That’s a nice comparison video. The morphing really does help the smoothness in many places.

Ah yes, sorry but if you have version 1.7.3 of G’MIC, you need to rename this file $HOME/.config/gmic/cli_update173.gmic. It should work then (but in this case, don’t invoke $ gmic -update, otherwise the cli_update file173.gmic will be overwritten.

I see - thanks. I’ve now downloaded the following files and replaced ‘174’ with ‘173’.

gmic -h morph_files is still not showing help for the command, and gmic --morph_files gives:

[gmic]-0./ Start G'MIC interpreter.
[gmic]-0./ *** Warning *** File '/home/davido/.config/gmic/cli_update173.gmic' is not a valid G'MIC command file.
[gmic]-0./ Input file '--morph_files' at position 0
[gmic]-0./ *** Error *** Unknown command or filename '--morph_files'.

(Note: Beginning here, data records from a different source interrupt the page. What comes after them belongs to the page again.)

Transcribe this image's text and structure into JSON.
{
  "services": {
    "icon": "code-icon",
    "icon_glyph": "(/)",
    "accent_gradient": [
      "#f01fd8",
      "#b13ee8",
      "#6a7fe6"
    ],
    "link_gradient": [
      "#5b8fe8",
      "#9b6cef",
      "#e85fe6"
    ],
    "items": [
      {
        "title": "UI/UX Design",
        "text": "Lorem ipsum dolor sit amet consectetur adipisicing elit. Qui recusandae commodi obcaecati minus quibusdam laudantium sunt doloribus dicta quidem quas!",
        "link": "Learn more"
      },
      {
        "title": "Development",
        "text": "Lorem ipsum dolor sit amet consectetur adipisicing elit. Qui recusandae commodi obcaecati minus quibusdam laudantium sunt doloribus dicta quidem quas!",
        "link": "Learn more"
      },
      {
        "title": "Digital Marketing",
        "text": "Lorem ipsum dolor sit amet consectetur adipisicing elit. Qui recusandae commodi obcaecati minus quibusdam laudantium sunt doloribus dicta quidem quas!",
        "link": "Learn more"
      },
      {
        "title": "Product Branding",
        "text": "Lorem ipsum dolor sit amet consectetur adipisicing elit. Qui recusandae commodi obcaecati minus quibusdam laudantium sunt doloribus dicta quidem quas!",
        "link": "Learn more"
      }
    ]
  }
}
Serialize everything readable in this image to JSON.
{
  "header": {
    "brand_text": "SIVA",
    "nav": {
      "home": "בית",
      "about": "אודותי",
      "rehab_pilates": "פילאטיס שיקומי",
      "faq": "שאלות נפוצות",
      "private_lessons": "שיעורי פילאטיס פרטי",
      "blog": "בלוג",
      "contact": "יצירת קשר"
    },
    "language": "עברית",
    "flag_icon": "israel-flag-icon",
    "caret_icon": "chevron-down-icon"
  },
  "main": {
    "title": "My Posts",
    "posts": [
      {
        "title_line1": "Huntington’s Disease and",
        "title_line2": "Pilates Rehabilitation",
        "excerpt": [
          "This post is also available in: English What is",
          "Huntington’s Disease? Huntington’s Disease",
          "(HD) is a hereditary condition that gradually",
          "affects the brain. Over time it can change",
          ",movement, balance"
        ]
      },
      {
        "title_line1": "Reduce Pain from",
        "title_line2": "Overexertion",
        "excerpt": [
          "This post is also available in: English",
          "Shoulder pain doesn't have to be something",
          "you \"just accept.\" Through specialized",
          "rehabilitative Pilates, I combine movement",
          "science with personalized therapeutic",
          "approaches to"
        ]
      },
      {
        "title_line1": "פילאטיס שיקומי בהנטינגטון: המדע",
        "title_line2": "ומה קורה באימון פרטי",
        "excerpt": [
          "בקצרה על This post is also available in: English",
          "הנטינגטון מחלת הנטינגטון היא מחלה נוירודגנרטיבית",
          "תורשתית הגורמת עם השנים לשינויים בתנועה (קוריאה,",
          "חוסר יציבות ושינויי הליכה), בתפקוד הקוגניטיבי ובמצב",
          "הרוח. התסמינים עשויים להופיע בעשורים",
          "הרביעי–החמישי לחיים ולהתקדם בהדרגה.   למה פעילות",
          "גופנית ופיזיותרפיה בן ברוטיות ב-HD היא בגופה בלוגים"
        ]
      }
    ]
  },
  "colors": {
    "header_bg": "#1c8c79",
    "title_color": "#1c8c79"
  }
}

It seems like I’ll need to update G’MIC in order to test?

Edit: should the morph_files command be preprended by one or two dashes?